Corey Johnson on the Car-Free 14th St. Busway: More, Please!
Council Speaker Corey Johnson, who admits freely that he was once a skeptic of the city’s plans for a car-free “busway” on 14th Street, is now such an unabashed fan of the project that he wants to see more of them across many “major thoroughfares.”
Speaking on WNYC on Monday morning, Johnson called the 14th Street busway “exciting,” and added, “We should look at it on 34th Street, on 42nd Street, on these major thoroughfares.”
He said the first three weeks of the largely car-free experiment have not only decreased commute times, but also not inundated side streets with cars.
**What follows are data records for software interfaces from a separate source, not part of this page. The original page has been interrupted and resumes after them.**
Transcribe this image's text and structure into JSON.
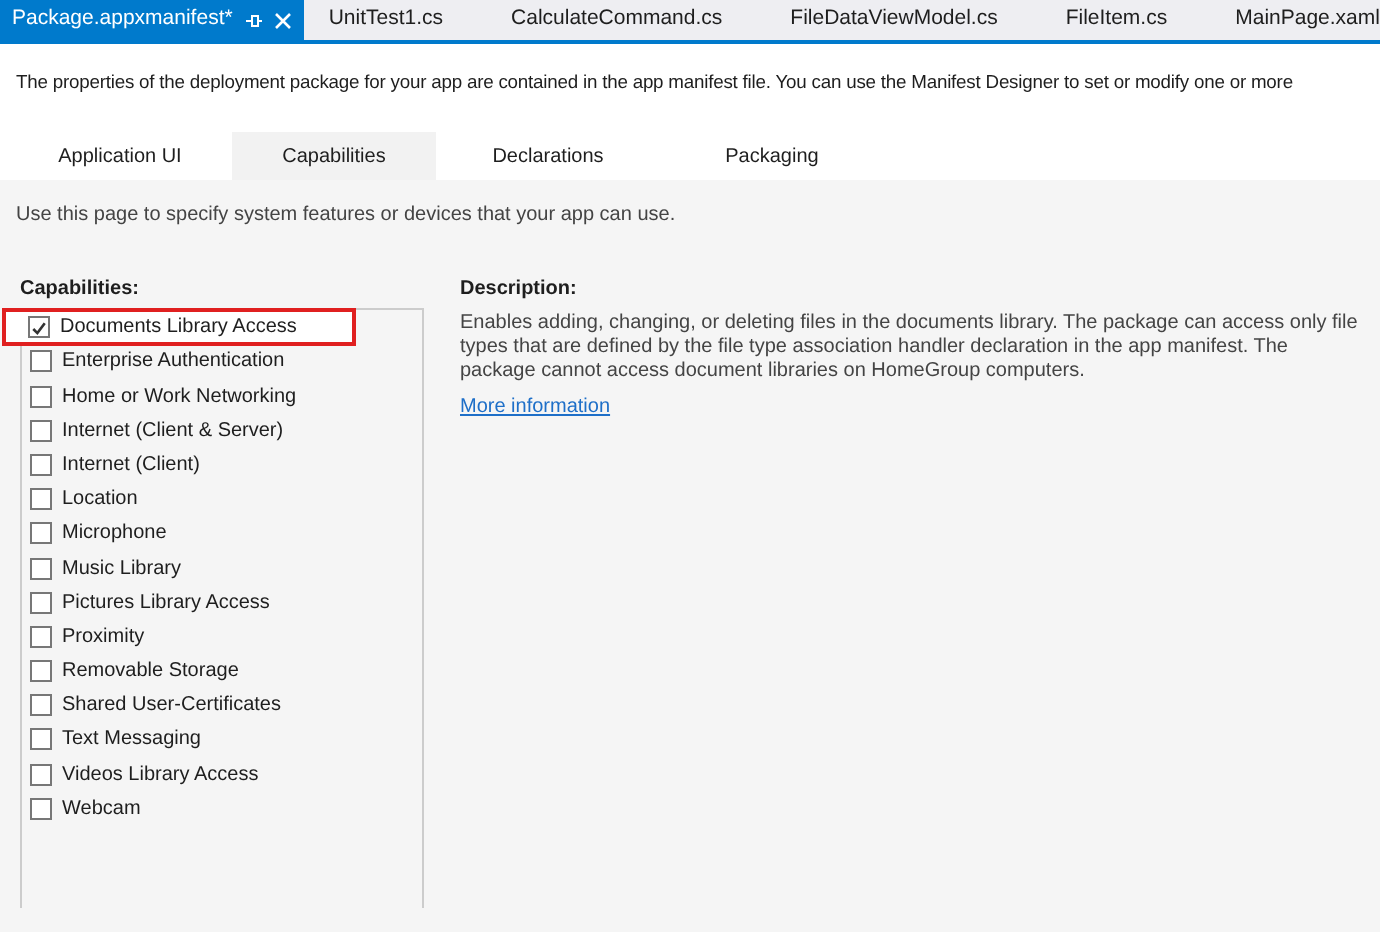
{
  "document_tabs": [
    {
      "label": "Package.appxmanifest*",
      "selected": true
    },
    {
      "label": "UnitTest1.cs",
      "selected": false
    },
    {
      "label": "CalculateCommand.cs",
      "selected": false
    },
    {
      "label": "FileDataViewModel.cs",
      "selected": false
    },
    {
      "label": "FileItem.cs",
      "selected": false
    },
    {
      "label": "MainPage.xaml",
      "selected": false
    }
  ],
  "intro": "The properties of the deployment package for your app are contained in the app manifest file. You can use the Manifest Designer to set or modify one or more",
  "designer_tabs": [
    {
      "label": "Application UI",
      "selected": false
    },
    {
      "label": "Capabilities",
      "selected": true
    },
    {
      "label": "Declarations",
      "selected": false
    },
    {
      "label": "Packaging",
      "selected": false
    }
  ],
  "hint": "Use this page to specify system features or devices that your app can use.",
  "capabilities": {
    "heading": "Capabilities:",
    "items": [
      {
        "label": "Documents Library Access",
        "checked": true,
        "highlighted": true
      },
      {
        "label": "Enterprise Authentication",
        "checked": false,
        "highlighted": false
      },
      {
        "label": "Home or Work Networking",
        "checked": false,
        "highlighted": false
      },
      {
        "label": "Internet (Client & Server)",
        "checked": false,
        "highlighted": false
      },
      {
        "label": "Internet (Client)",
        "checked": false,
        "highlighted": false
      },
      {
        "label": "Location",
        "checked": false,
        "highlighted": false
      },
      {
        "label": "Microphone",
        "checked": false,
        "highlighted": false
      },
      {
        "label": "Music Library",
        "checked": false,
        "highlighted": false
      },
      {
        "label": "Pictures Library Access",
        "checked": false,
        "highlighted": false
      },
      {
        "label": "Proximity",
        "checked": false,
        "highlighted": false
      },
      {
        "label": "Removable Storage",
        "checked": false,
        "highlighted": false
      },
      {
        "label": "Shared User-Certificates",
        "checked": false,
        "highlighted": false
      },
      {
        "label": "Text Messaging",
        "checked": false,
        "highlighted": false
      },
      {
        "label": "Videos Library Access",
        "checked": false,
        "highlighted": false
      },
      {
        "label": "Webcam",
        "checked": false,
        "highlighted": false
      }
    ]
  },
  "description": {
    "heading": "Description:",
    "text": "Enables adding, changing, or deleting files in the documents library. The package can access only file types that are defined by the file type association handler declaration in the app manifest. The package cannot access document libraries on HomeGroup computers.",
    "link": "More information"
  }
}
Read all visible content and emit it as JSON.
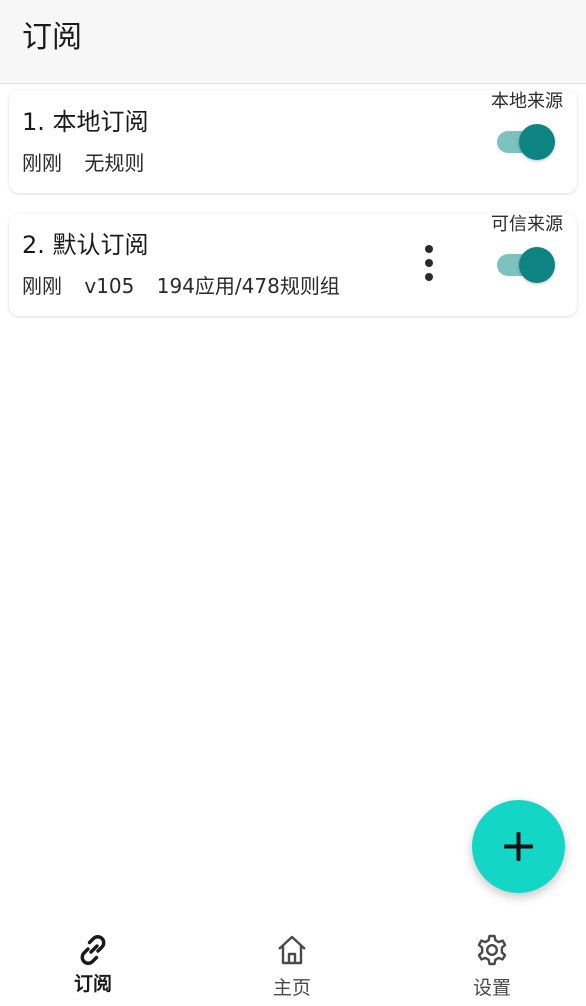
{
  "app_bar": {
    "title": "订阅"
  },
  "subscriptions": [
    {
      "name": "1. 本地订阅",
      "meta": [
        "刚刚",
        "无规则"
      ],
      "source_tag": "本地来源",
      "enabled": true
    },
    {
      "name": "2. 默认订阅",
      "meta": [
        "刚刚",
        "v105",
        "194应用/478规则组"
      ],
      "source_tag": "可信来源",
      "enabled": true
    }
  ],
  "fab": {
    "icon": "plus-icon"
  },
  "bottom_nav": [
    {
      "label": "订阅",
      "icon": "link-icon",
      "active": true
    },
    {
      "label": "主页",
      "icon": "home-icon",
      "active": false
    },
    {
      "label": "设置",
      "icon": "gear-icon",
      "active": false
    }
  ],
  "colors": {
    "accent": "#0d8481",
    "accent_track": "#7cc2bf",
    "fab": "#14d6c6",
    "app_bar_bg": "#f7f7f7"
  }
}
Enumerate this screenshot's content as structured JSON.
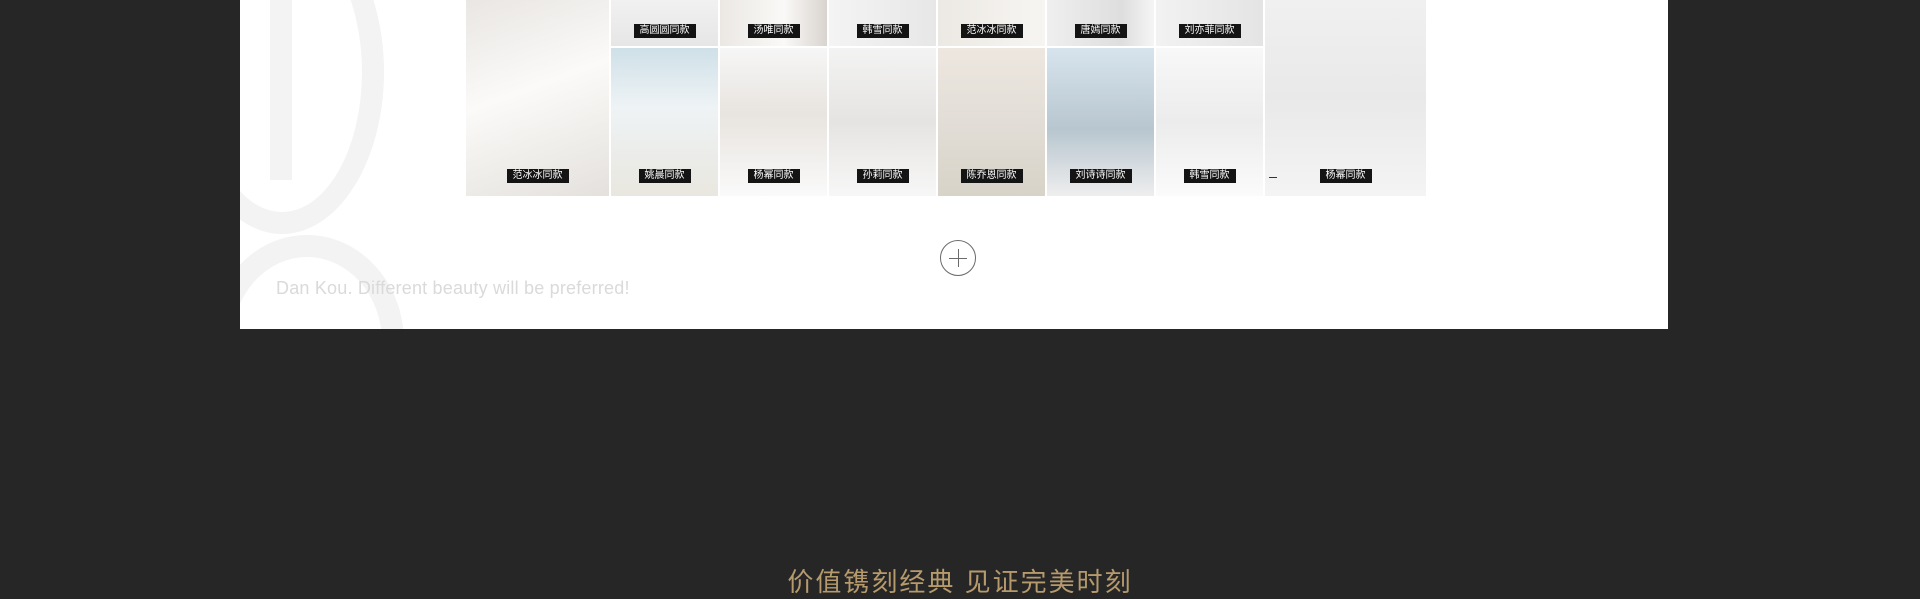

And he has a personal insight, given that he lives on 15th Street between Seventh and Eighth avenues.
“I was skeptical, but I was wrong,” Johnson said. “I thought that some of these streets would be parking lots.”
He then brought up the well-documented theory of induced demand, which holds that the more lanes created for cars, the more cars fill the added space. The same theory holds true in reverse, Johnson said.
“In Seattle, they tore down a highway that was carrying 90,000 cars a day, but the area around it did not see an overwhelming crush of traffic,” he said. “It looks like that theory or fact of induced demand is coming to fruition [on 14th Street]. When was the last time you ever heard anyone rave about getting on a bus and moving crosstown quickly? … So this is a raving success. It’s something to build on and be a model in other places.”
The city already has a plan — abandoned in 2011 in favor of car drivers — for a busway on 34th Street. And there have long been plans for a car-free Deuce. (Streetsblog has reached out to Johnson’s office for possible transit-only routes beyond the obvious streets he mentioned on air, such as Fordham Road or 37th Avenue in Queens, and will update this story when we hear back.)
Johnson also used the segment to push back against the notion that his Streets Master Plan bill amounts to a “war on cars.” Lee from Staten Island had called in to say that she resents any effort to restrict cars because she is disabled and needs her car to get to doctors’ appointments. She also pointed out that as a resident of Staten Island, her toll money goes to the MTA, which has not extended the subway to Staten Island as it should.
Johnson spun Lee’s less-than-typical situation into a positive.
“This is not about declaring war on cars, Lee, it’s about trying to improve the entire city because if we get cars off the road in Brooklyn and in Manhattan, it will make it easier for someone who must take a vehicle into Manhattan to get into Manhattan without congestion,” he said. “And the number 1 thing we need to do is invest in and make mass transit reliable and safe for New Yorkers who could take the subway. … For people that could abandon their cars and say, ‘The subway is working, the buses are working, I’m not going to take my car’ — if we had New Yorkers that did that, it would improve congestion for people who must use their cars like you. … So this master plan seeks to help people who are cyclists, pedestrians and people who take the bus. And if you do this in a holistic way, you will improve the entire system, the streets and the subways for all people, so that individuals like you, Lee, it will improve your commute time.”